• As been the case for most of the post-season, Ray Allen struggled to find his shot, only making five of 13 field goals. However, he made some big shots down the stretch, absolving him of his poor shooting night.
• Despite shooting just 42% from the field, the good news for the Lakers is that Boston wasn’t able to do much better, matching the poor shooting number. The difference? The Celtics shot 35 free throws, nailing 28.
• The Lakers successfully weathered Boston’s early adrenaline onslaught, leading their rivals by five going into the locker room at halftime. Unfortunately, by the end of the third quarter, the Celtics flipped the script and pulled ahead by four.
• While the offense wasn’t always crisp in Game 1, the purple and gold can’t blame turnovers for their problems as they only gave it away eight times.
Continue reading ‘The Finals Game 1: What Went Right/Wrong’
Much has been made about the refs ability to distinguish where the centerline is after a couple of questionable over and back calls in Game 1. The normal center stripe is obscured by the giant Larry O’Brien trophy sticker that is applied to the floor for the Finals.
As you can see above (and in the post from media day) the line stops at the trophy, but a set of grey lines cut through the trophy as well as the logo.
The trophy and “The Finals” script are significantly marked up after just a couple days of use.
While Phil, Kobe and Pau head into the interview room to address the media after practice, the rest of the team deals with the reporters on the floor. Each corner of the floor is given a podium, mic, backdrop, and speaker setup to make it easier for the mass of reporters to get the answers to their questions.

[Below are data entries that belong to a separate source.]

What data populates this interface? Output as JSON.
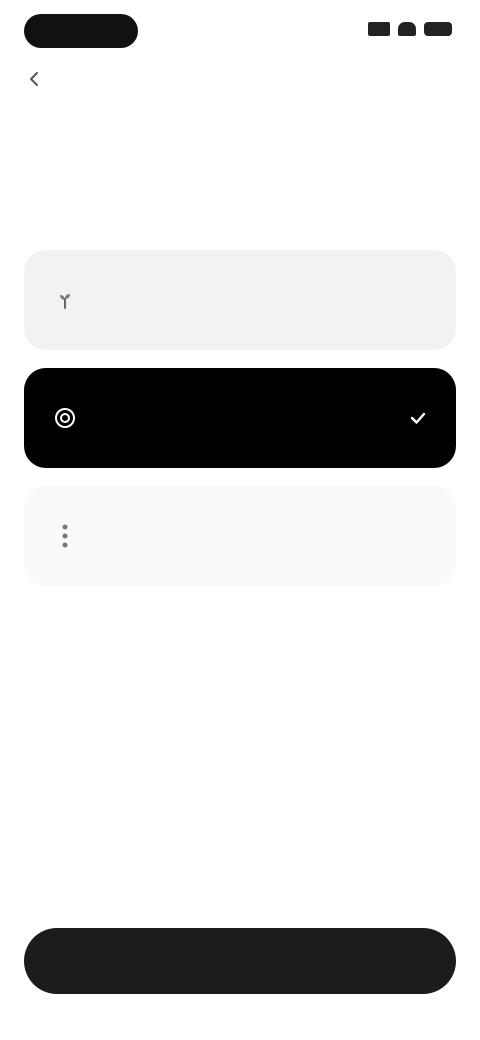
{
  "header": {
    "back_label": ""
  },
  "title": "",
  "options": [
    {
      "title": "",
      "description": "",
      "selected": false,
      "icon": "sprout-icon"
    },
    {
      "title": "",
      "description": "",
      "selected": true,
      "icon": "target-icon"
    },
    {
      "title": "",
      "description": "",
      "selected": false,
      "icon": "grip-icon"
    }
  ],
  "footer": {
    "continue_label": ""
  },
  "colors": {
    "selected_card": "#000000",
    "unselected_card": "#f2f2f2",
    "button": "#1c1c1c"
  }
}
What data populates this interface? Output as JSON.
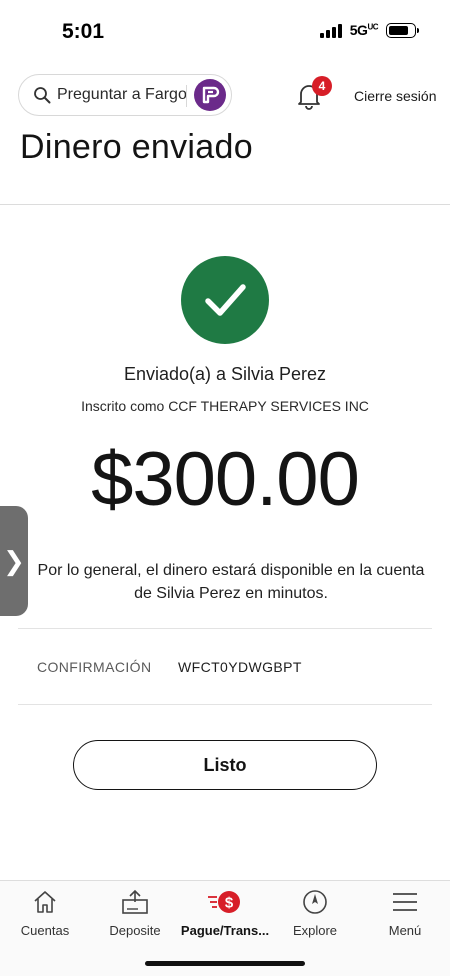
{
  "status_bar": {
    "time": "5:01",
    "network": "5G",
    "network_sup": "UC",
    "signal_bars": 4,
    "battery_level": 0.8
  },
  "header": {
    "search_placeholder": "Preguntar a Fargo",
    "notification_count": "4",
    "signout_label": "Cierre sesión"
  },
  "page": {
    "title": "Dinero enviado",
    "sent_to": "Enviado(a) a Silvia Perez",
    "enrolled_as": "Inscrito como CCF THERAPY SERVICES INC",
    "amount": "$300.00",
    "availability_note_line1": "Por lo general, el dinero estará disponible en la cuenta",
    "availability_note_line2": "de Silvia Perez en minutos.",
    "confirmation_label": "CONFIRMACIÓN",
    "confirmation_value": "WFCT0YDWGBPT",
    "done_label": "Listo",
    "side_handle_glyph": "❯"
  },
  "bottom_nav": {
    "items": [
      {
        "label": "Cuentas",
        "icon": "home-icon"
      },
      {
        "label": "Deposite",
        "icon": "deposit-icon"
      },
      {
        "label": "Pague/Trans...",
        "icon": "pay-transfer-icon",
        "active": true
      },
      {
        "label": "Explore",
        "icon": "compass-icon"
      },
      {
        "label": "Menú",
        "icon": "hamburger-menu-icon"
      }
    ]
  },
  "colors": {
    "brand_purple": "#6b2a8a",
    "success_green": "#1f7a44",
    "alert_red": "#d71e28"
  }
}
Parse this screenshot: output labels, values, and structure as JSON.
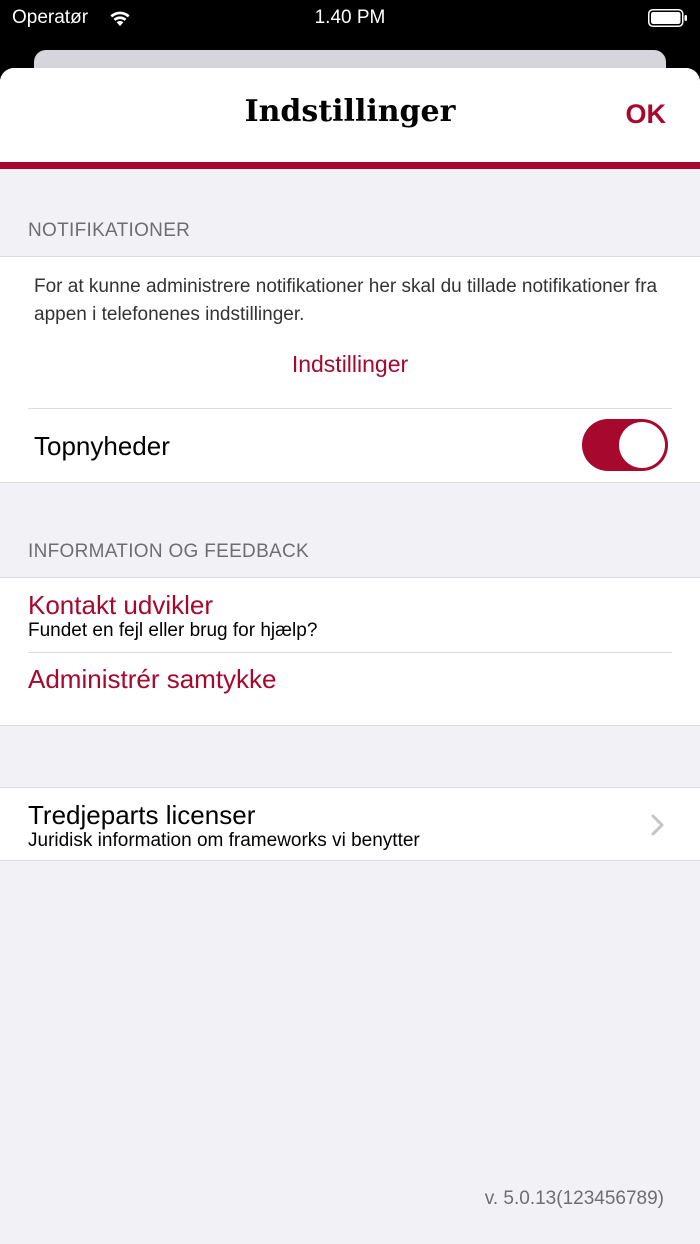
{
  "status_bar": {
    "carrier": "Operatør",
    "time": "1.40 PM"
  },
  "nav": {
    "title": "Indstillinger",
    "done_label": "OK"
  },
  "notifications": {
    "header": "NOTIFIKATIONER",
    "info_text": "For at kunne administrere notifikationer her skal du tillade notifikationer fra appen i telefonenes indstillinger.",
    "settings_link": "Indstillinger",
    "top_news_label": "Topnyheder",
    "top_news_enabled": true
  },
  "info_feedback": {
    "header": "INFORMATION OG FEEDBACK",
    "contact_title": "Kontakt udvikler",
    "contact_subtitle": "Fundet en fejl eller brug for hjælp?",
    "consent_title": "Administrér samtykke"
  },
  "licenses": {
    "title": "Tredjeparts licenser",
    "subtitle": "Juridisk information om frameworks vi benytter"
  },
  "version": "v. 5.0.13(123456789)",
  "colors": {
    "accent": "#a6082e",
    "background": "#f1f1f6",
    "secondary_text": "#6d6d72"
  }
}
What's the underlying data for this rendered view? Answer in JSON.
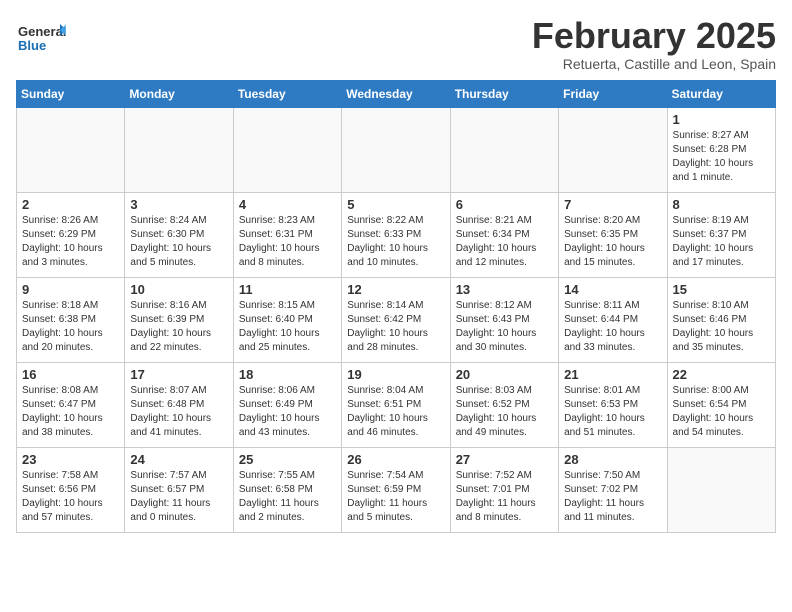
{
  "logo": {
    "general": "General",
    "blue": "Blue"
  },
  "header": {
    "month": "February 2025",
    "location": "Retuerta, Castille and Leon, Spain"
  },
  "weekdays": [
    "Sunday",
    "Monday",
    "Tuesday",
    "Wednesday",
    "Thursday",
    "Friday",
    "Saturday"
  ],
  "weeks": [
    [
      {
        "day": "",
        "info": ""
      },
      {
        "day": "",
        "info": ""
      },
      {
        "day": "",
        "info": ""
      },
      {
        "day": "",
        "info": ""
      },
      {
        "day": "",
        "info": ""
      },
      {
        "day": "",
        "info": ""
      },
      {
        "day": "1",
        "info": "Sunrise: 8:27 AM\nSunset: 6:28 PM\nDaylight: 10 hours and 1 minute."
      }
    ],
    [
      {
        "day": "2",
        "info": "Sunrise: 8:26 AM\nSunset: 6:29 PM\nDaylight: 10 hours and 3 minutes."
      },
      {
        "day": "3",
        "info": "Sunrise: 8:24 AM\nSunset: 6:30 PM\nDaylight: 10 hours and 5 minutes."
      },
      {
        "day": "4",
        "info": "Sunrise: 8:23 AM\nSunset: 6:31 PM\nDaylight: 10 hours and 8 minutes."
      },
      {
        "day": "5",
        "info": "Sunrise: 8:22 AM\nSunset: 6:33 PM\nDaylight: 10 hours and 10 minutes."
      },
      {
        "day": "6",
        "info": "Sunrise: 8:21 AM\nSunset: 6:34 PM\nDaylight: 10 hours and 12 minutes."
      },
      {
        "day": "7",
        "info": "Sunrise: 8:20 AM\nSunset: 6:35 PM\nDaylight: 10 hours and 15 minutes."
      },
      {
        "day": "8",
        "info": "Sunrise: 8:19 AM\nSunset: 6:37 PM\nDaylight: 10 hours and 17 minutes."
      }
    ],
    [
      {
        "day": "9",
        "info": "Sunrise: 8:18 AM\nSunset: 6:38 PM\nDaylight: 10 hours and 20 minutes."
      },
      {
        "day": "10",
        "info": "Sunrise: 8:16 AM\nSunset: 6:39 PM\nDaylight: 10 hours and 22 minutes."
      },
      {
        "day": "11",
        "info": "Sunrise: 8:15 AM\nSunset: 6:40 PM\nDaylight: 10 hours and 25 minutes."
      },
      {
        "day": "12",
        "info": "Sunrise: 8:14 AM\nSunset: 6:42 PM\nDaylight: 10 hours and 28 minutes."
      },
      {
        "day": "13",
        "info": "Sunrise: 8:12 AM\nSunset: 6:43 PM\nDaylight: 10 hours and 30 minutes."
      },
      {
        "day": "14",
        "info": "Sunrise: 8:11 AM\nSunset: 6:44 PM\nDaylight: 10 hours and 33 minutes."
      },
      {
        "day": "15",
        "info": "Sunrise: 8:10 AM\nSunset: 6:46 PM\nDaylight: 10 hours and 35 minutes."
      }
    ],
    [
      {
        "day": "16",
        "info": "Sunrise: 8:08 AM\nSunset: 6:47 PM\nDaylight: 10 hours and 38 minutes."
      },
      {
        "day": "17",
        "info": "Sunrise: 8:07 AM\nSunset: 6:48 PM\nDaylight: 10 hours and 41 minutes."
      },
      {
        "day": "18",
        "info": "Sunrise: 8:06 AM\nSunset: 6:49 PM\nDaylight: 10 hours and 43 minutes."
      },
      {
        "day": "19",
        "info": "Sunrise: 8:04 AM\nSunset: 6:51 PM\nDaylight: 10 hours and 46 minutes."
      },
      {
        "day": "20",
        "info": "Sunrise: 8:03 AM\nSunset: 6:52 PM\nDaylight: 10 hours and 49 minutes."
      },
      {
        "day": "21",
        "info": "Sunrise: 8:01 AM\nSunset: 6:53 PM\nDaylight: 10 hours and 51 minutes."
      },
      {
        "day": "22",
        "info": "Sunrise: 8:00 AM\nSunset: 6:54 PM\nDaylight: 10 hours and 54 minutes."
      }
    ],
    [
      {
        "day": "23",
        "info": "Sunrise: 7:58 AM\nSunset: 6:56 PM\nDaylight: 10 hours and 57 minutes."
      },
      {
        "day": "24",
        "info": "Sunrise: 7:57 AM\nSunset: 6:57 PM\nDaylight: 11 hours and 0 minutes."
      },
      {
        "day": "25",
        "info": "Sunrise: 7:55 AM\nSunset: 6:58 PM\nDaylight: 11 hours and 2 minutes."
      },
      {
        "day": "26",
        "info": "Sunrise: 7:54 AM\nSunset: 6:59 PM\nDaylight: 11 hours and 5 minutes."
      },
      {
        "day": "27",
        "info": "Sunrise: 7:52 AM\nSunset: 7:01 PM\nDaylight: 11 hours and 8 minutes."
      },
      {
        "day": "28",
        "info": "Sunrise: 7:50 AM\nSunset: 7:02 PM\nDaylight: 11 hours and 11 minutes."
      },
      {
        "day": "",
        "info": ""
      }
    ]
  ]
}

This particular setup has been Lamar Odom’s home for the past two days.
The Lakers returned to the Garden floor this morning for a practice session following their 98-88 Game 1 loss to the Celtics last night. When the team came back out from their film session they were broken up into two groups–Bigs (Centers/Power Forwards) and Smalls (Guards/Small Forwards).
Taller wing players like Trevor Ariza and Sasha Vujacic fall into the Smalls category even though they both go about six-foot-seven because their game is perimeter based. Kobe Bryant on the other hand spent time with the Bigs (as you can see above), working on his high post and baseline moves with Kurt Rambis.
More from practice to come.
The Lakers led the Celtics by five at halftime, but were unable to weather a red-hot Paul Pierce in the third quarter as they were outscored 52-37 in the second half on their way to a 98-88 Game 1 loss.
It was a tale of two halves tonight,” said Coach Jackson after the game. “We had some control in the first half, played the kind of game we wanted to play, and the second half we came out and immediately wiped out the lead we had established in about 20 seconds, a matter of two possessions. So it was quite a flurry that they came out and played that third quarter with, put us back on our heels.”
Although Kevin Garnett led Boston with 24 points, Paul Pierce shined with 22 points after being carried off the court by his teammates due to a knee injury sustained during an important juncture in the third quarter.
“A guy grabs his knee, you know, there’s no good thoughts,” said Celtics Coach Doc Rivers. “I was really proud, honestly, of our team during the stretch when he was in the locker room. I thought that was the biggest part of the game. We could have easily felt sorry for ourselves. We actually made a little run there. But then when he came out he was big for us.”
Continue reading ‘The Finals Game 1: Lakers vs. Celtics Post-Game’